Publication Date: 8 Nov 2011
Publication Information
Category: Article
Journal: Current Biology
Volume: 21
Issue number: 21
ISSN: 0960-9822
Original Language: English
DOIs: 10.1016/j.cub.2011.09.013
  Perceptual learning in visual hyperacuity: A reweighting model
Sotiropoulos, G, Seitz, AR & Series, P 2011, 'Perceptual learning in visual hyperacuity: A reweighting model' Vision Research, vol 51, no. 6, pp. 585-599. DOI: 10.1016/j.visres.2011.02.004

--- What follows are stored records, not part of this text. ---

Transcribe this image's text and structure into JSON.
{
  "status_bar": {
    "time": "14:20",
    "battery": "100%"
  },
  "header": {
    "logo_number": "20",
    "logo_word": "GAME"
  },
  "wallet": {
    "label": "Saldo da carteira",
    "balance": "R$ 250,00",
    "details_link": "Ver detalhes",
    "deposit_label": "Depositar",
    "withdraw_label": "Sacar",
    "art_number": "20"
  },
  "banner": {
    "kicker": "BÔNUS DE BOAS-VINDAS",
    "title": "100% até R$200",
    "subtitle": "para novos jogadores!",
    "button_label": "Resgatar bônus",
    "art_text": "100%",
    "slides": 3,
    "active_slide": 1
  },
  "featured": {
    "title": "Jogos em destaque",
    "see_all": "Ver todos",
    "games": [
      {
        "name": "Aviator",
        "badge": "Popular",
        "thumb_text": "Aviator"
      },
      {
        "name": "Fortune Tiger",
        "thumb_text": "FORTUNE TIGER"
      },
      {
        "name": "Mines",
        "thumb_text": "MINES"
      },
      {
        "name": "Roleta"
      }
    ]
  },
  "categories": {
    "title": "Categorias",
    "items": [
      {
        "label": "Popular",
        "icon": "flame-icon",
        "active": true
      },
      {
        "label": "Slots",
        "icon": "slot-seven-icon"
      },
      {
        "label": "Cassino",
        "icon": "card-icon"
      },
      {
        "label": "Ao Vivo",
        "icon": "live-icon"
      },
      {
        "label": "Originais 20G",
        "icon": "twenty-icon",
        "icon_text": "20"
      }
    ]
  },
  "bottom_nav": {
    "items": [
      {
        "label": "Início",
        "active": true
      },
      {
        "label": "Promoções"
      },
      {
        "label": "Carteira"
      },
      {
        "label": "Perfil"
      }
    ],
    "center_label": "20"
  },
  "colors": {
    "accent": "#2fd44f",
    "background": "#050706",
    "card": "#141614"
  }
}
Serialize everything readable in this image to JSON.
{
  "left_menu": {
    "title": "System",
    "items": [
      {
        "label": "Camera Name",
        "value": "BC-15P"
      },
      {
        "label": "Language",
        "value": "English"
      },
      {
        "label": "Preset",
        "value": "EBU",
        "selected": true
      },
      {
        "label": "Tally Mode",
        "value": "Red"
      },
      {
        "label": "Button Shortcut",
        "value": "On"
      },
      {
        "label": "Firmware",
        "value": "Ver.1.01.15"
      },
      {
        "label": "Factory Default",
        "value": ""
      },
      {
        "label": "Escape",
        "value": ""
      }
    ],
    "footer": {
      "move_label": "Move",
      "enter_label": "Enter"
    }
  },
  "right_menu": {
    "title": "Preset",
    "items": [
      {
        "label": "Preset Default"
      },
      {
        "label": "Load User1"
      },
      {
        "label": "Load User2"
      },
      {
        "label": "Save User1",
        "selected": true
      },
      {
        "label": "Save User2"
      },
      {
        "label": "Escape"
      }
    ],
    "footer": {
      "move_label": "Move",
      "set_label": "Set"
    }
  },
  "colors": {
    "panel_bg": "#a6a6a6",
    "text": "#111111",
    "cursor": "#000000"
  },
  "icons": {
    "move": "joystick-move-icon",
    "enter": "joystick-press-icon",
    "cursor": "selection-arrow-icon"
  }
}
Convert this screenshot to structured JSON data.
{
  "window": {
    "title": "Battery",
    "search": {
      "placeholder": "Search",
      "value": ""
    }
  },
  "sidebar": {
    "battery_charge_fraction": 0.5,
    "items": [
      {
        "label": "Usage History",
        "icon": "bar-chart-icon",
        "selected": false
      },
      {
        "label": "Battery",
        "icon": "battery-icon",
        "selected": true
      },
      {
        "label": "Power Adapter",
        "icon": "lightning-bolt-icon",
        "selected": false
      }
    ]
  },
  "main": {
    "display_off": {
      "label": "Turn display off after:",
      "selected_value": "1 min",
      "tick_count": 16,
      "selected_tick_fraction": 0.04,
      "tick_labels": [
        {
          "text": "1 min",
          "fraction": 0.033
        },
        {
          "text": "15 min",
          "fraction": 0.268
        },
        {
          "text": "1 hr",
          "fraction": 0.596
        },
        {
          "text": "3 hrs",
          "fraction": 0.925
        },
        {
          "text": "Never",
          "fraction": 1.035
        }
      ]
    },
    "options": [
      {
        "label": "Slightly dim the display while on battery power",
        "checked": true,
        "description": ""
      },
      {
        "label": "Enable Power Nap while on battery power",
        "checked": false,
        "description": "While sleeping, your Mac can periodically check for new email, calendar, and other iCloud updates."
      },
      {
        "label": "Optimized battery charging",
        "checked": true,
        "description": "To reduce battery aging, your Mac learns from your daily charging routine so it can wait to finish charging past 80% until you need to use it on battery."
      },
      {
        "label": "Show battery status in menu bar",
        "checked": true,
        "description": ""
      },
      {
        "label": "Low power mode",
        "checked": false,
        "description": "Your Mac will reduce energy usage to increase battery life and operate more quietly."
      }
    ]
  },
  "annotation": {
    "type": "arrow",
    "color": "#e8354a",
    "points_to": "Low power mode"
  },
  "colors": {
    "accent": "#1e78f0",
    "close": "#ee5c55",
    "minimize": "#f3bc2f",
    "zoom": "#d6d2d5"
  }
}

Improvements of visual hyperacuity are a key focus in research of perceptual learning. Of particular interest has been the specificity of visual hyperacuity learning to the particular features of the trained stimuli as well as disruption of learning that occurs in some cases when different stimulus features are trained together. The implications of these phenomena on the underlying learning mechanisms are still open to debate; however, there is a marked absence of computational models that explore these phenomena in a unified way. Here we implement a computational learning model based on reweighting and extend it to enable direct comparison, by means of simulations, with a variety of existing psychophysical data. We find that this very simple model can account for a diversity of findings, such as disruption of learning of one task by practice on a similar task, as well as transfer of learning across both tasks and stimulus configurations under certain conditions. These simulations help explain existing results in the literature as well as provide important insights and predictions regarding the reliability of different hyperacuity tasks and stimuli. Our simulations also shed light on the model's limitations, for example in accounting for temporal aspects of training procedures or dependency of learning with contextual stimuli, which will need to be addressed by future research.
General Information
Organisations: Institute for Adaptive and Neural Computation .
Authors: Sotiropoulos, Grigorios, Seitz, Aaron R. & Series, Peggy.
Keywords: (Disruption, , , . )
Number of pages: 15
Pages: 585-599
Publication Date: 2011
Publication Information
Category: Article
Journal: Vision Research
Volume: 51
Issue number: 6
ISSN: 0042-6989
Original Language: English
DOIs: 10.1016/j.visres.2011.02.004

Projects:
Learning expectations and the time scale of Bayesian priors (PhD)